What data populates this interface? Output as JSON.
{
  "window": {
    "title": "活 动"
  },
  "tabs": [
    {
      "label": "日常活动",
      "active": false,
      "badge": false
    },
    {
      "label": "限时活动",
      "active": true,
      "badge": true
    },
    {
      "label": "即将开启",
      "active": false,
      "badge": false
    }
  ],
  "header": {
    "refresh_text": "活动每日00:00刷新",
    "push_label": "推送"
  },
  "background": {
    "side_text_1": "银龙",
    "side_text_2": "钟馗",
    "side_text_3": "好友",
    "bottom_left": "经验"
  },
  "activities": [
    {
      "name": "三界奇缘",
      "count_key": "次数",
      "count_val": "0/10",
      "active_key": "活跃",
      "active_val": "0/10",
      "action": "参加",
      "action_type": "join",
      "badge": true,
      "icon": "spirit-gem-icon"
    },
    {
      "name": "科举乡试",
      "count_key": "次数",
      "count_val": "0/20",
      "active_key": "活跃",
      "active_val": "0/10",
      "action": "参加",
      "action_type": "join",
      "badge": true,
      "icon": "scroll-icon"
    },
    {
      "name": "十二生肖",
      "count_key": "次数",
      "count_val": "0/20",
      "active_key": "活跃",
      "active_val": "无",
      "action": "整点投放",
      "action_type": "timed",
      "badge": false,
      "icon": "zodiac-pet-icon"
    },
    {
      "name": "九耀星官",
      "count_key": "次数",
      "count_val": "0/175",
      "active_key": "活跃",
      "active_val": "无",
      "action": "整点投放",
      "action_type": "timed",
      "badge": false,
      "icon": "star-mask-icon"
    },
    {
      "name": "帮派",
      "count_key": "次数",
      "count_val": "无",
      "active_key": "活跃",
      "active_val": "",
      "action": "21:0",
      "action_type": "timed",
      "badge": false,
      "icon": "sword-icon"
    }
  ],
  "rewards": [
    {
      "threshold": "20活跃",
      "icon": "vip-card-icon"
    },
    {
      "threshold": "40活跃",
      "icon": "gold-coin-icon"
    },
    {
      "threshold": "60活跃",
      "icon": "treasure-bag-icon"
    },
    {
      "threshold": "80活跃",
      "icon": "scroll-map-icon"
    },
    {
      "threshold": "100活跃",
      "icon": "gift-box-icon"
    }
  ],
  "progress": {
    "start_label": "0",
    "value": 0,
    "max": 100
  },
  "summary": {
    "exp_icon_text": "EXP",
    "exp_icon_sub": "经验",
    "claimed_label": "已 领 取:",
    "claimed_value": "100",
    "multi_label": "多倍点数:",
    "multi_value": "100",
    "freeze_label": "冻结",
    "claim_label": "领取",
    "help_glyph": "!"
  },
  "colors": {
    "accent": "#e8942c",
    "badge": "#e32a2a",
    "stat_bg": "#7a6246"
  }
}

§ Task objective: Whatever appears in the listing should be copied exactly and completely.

§ Task result:
What data populates this interface? Output as JSON.
{
  "window": {
    "title": "活 动"
  },
  "tabs": [
    {
      "label": "日常活动",
      "active": false,
      "badge": false
    },
    {
      "label": "限时活动",
      "active": true,
      "badge": true
    },
    {
      "label": "即将开启",
      "active": false,
      "badge": false
    }
  ],
  "header": {
    "refresh_text": "活动每日00:00刷新",
    "push_label": "推送"
  },
  "background": {
    "side_text_1": "银龙",
    "side_text_2": "钟馗",
    "side_text_3": "好友",
    "bottom_left": "经验"
  },
  "activities": [
    {
      "name": "三界奇缘",
      "count_key": "次数",
      "count_val": "0/10",
      "active_key": "活跃",
      "active_val": "0/10",
      "action": "参加",
      "action_type": "join",
      "badge": true,
      "icon": "spirit-gem-icon"
    },
    {
      "name": "科举乡试",
      "count_key": "次数",
      "count_val": "0/20",
      "active_key": "活跃",
      "active_val": "0/10",
      "action": "参加",
      "action_type": "join",
      "badge": true,
      "icon": "scroll-icon"
    },
    {
      "name": "十二生肖",
      "count_key": "次数",
      "count_val": "0/20",
      "active_key": "活跃",
      "active_val": "无",
      "action": "整点投放",
      "action_type": "timed",
      "badge": false,
      "icon": "zodiac-pet-icon"
    },
    {
      "name": "九耀星官",
      "count_key": "次数",
      "count_val": "0/175",
      "active_key": "活跃",
      "active_val": "无",
      "action": "整点投放",
      "action_type": "timed",
      "badge": false,
      "icon": "star-mask-icon"
    },
    {
      "name": "帮派",
      "count_key": "次数",
      "count_val": "无",
      "active_key": "活跃",
      "active_val": "",
      "action": "21:0",
      "action_type": "timed",
      "badge": false,
      "icon": "sword-icon"
    }
  ],
  "rewards": [
    {
      "threshold": "20活跃",
      "icon": "vip-card-icon"
    },
    {
      "threshold": "40活跃",
      "icon": "gold-coin-icon"
    },
    {
      "threshold": "60活跃",
      "icon": "treasure-bag-icon"
    },
    {
      "threshold": "80活跃",
      "icon": "scroll-map-icon"
    },
    {
      "threshold": "100活跃",
      "icon": "gift-box-icon"
    }
  ],
  "progress": {
    "start_label": "0",
    "value": 0,
    "max": 100
  },
  "summary": {
    "exp_icon_text": "EXP",
    "exp_icon_sub": "经验",
    "claimed_label": "已 领 取:",
    "claimed_value": "100",
    "multi_label": "多倍点数:",
    "multi_value": "100",
    "freeze_label": "冻结",
    "claim_label": "领取",
    "help_glyph": "!"
  },
  "colors": {
    "accent": "#e8942c",
    "badge": "#e32a2a",
    "stat_bg": "#7a6246"
  }
}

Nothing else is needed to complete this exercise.